Improving Access and Affordability of New Orphan Drugs While Ensuring Continuous Investment
We all know that there is a complex and continued unmet need for new medicines across the Globe to treat cancer, immunological and rare and orphan diseases. The challenge to bring new drugs to market to treat these types of indications is met with the rising cost of developing, producing and marketing these new drugs. As a result of this ongoing issue, the World Orphan Drug Congress 2019 brought together a panel of accomplished leaders within the world of Rare and Orphan Disease Development to discuss innovations within the industry, and in some cases their own companies, to help drive the balance between access and affordability.
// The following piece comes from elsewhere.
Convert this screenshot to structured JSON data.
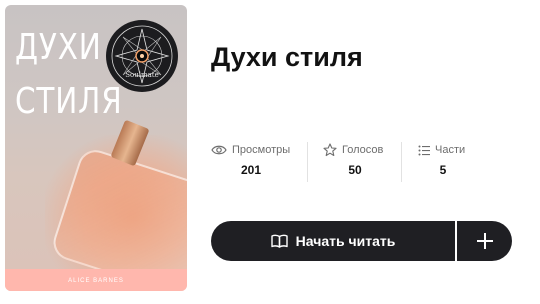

Dan Faga, CEO of Spark Therapeutics provided a compelling panel discussion in which he talked about the creation of Spark Path which “offers outcomes-based rebates and an innovative contracting model that support patient access in the U.S. while aiming to reduce risk and financial burden for payers and treatment centers.” Included in Spark Path is a rebate program to patients where they receive a rebate at year 1 and year 3 if the product that they are taking is not working.
From the Spark Website: “LUXTURNA and other potential one-time therapies face unique health insurance challenges given current practices and regulations in the U.S. health care system. Barriers to offering alternate models include the system’s focus on short-term value (largely because most patients switch health insurance companies on average every three years), government price reporting requirements that are not designed to reflect certain outcomes-based arrangements, therefore limiting a manufacturer’s ability to offer significant performance-based rebates, particularly for diseases with small patient populations and complicated distribution models, which add costs and financial risk to parties involved in the delivery and reimbursement of specialty drugs and specialized medical care.”
Mr. Faga went on to explain that as a result of Spark Path, Spark Therapeutics has treated more patients in 1 year post approval than in 10 years during development.
Additionally, Emil Kakkis, CEO of Ultragenyx stated that “every patient who would benefit should have access.” Ultragenyx has proposed a more moderate pricing model with the promise from payers to support both adult and pediatric patients equally. Kakkis went on to explain that payer preference has historically been to focus on pediatrics, as they have a perceived higher unmet need. However, Kakkis holds firm in his belief that it is imperative for all patients to have access if they could benefit from the drug, not simply those with a perceived higher unmet need. In conclusion, he cited an example of innovation from drug developer Vertex in Ireland, where they agreed with the Irish Health System to treat all patients for a set price – a compelling example of innovation which he strongly feels that the U.S. system may benefit from working toward.
Clearly, there is no simple solution to this complex issue. However, when the leaders of our industry choose to both collaborate and innovate together to drive change to provide greater access and affordability, everyone benefits – including the most important member of this discussion, the patient.